What is needed: Copy, in full, each line of the material that holds the word "username".

Records to process:
##########

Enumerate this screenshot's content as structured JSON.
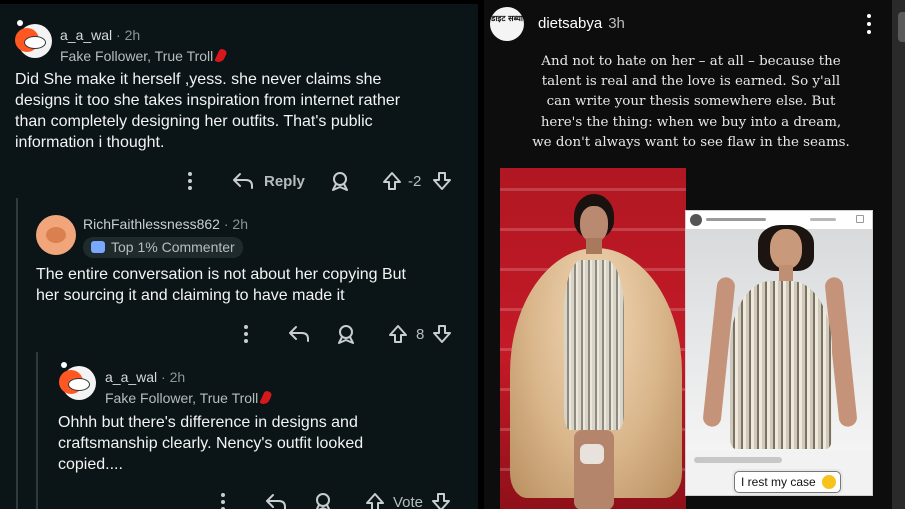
{
  "reddit": {
    "comments": [
      {
        "username": "a_a_wal",
        "time": "2h",
        "flair": "Fake Follower, True Troll",
        "body": [
          "Did She make it herself ,yess. she never claims she",
          "designs it too she takes inspiration from internet rather",
          "than completely designing her outfits. That's public",
          "information i thought."
        ],
        "reply_label": "Reply",
        "vote_count": "-2"
      },
      {
        "username": "RichFaithlessness862",
        "time": "2h",
        "badge": "Top 1% Commenter",
        "body": [
          "The entire conversation is not about her copying But",
          "her sourcing it and claiming to have made it"
        ],
        "vote_count": "8"
      },
      {
        "username": "a_a_wal",
        "time": "2h",
        "flair": "Fake Follower, True Troll",
        "body": [
          "Ohhh but there's difference in designs and",
          "craftsmanship clearly. Nency's outfit looked",
          "copied...."
        ],
        "vote_count": "Vote"
      }
    ]
  },
  "story": {
    "logo_text": "डाइट सब्या",
    "username": "dietsabya",
    "time": "3h",
    "caption_lines": [
      "And not to hate on her – at all – because the",
      "talent is real and the love is earned. So y'all",
      "can write your thesis somewhere else. But",
      "here's the thing: when we buy into a dream,",
      "we don't always want to see flaw in the seams."
    ],
    "sticker_text": "I rest my case"
  },
  "colors": {
    "reddit_bg": "#0b1416",
    "story_bg": "#0d0d0d",
    "carpet_red": "#c41a27",
    "chili": "#d6181d"
  }
}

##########

Solution below:
        "username": "a_a_wal",
        "username": "RichFaithlessness862",
        "username": "a_a_wal",
    "username": "dietsabya",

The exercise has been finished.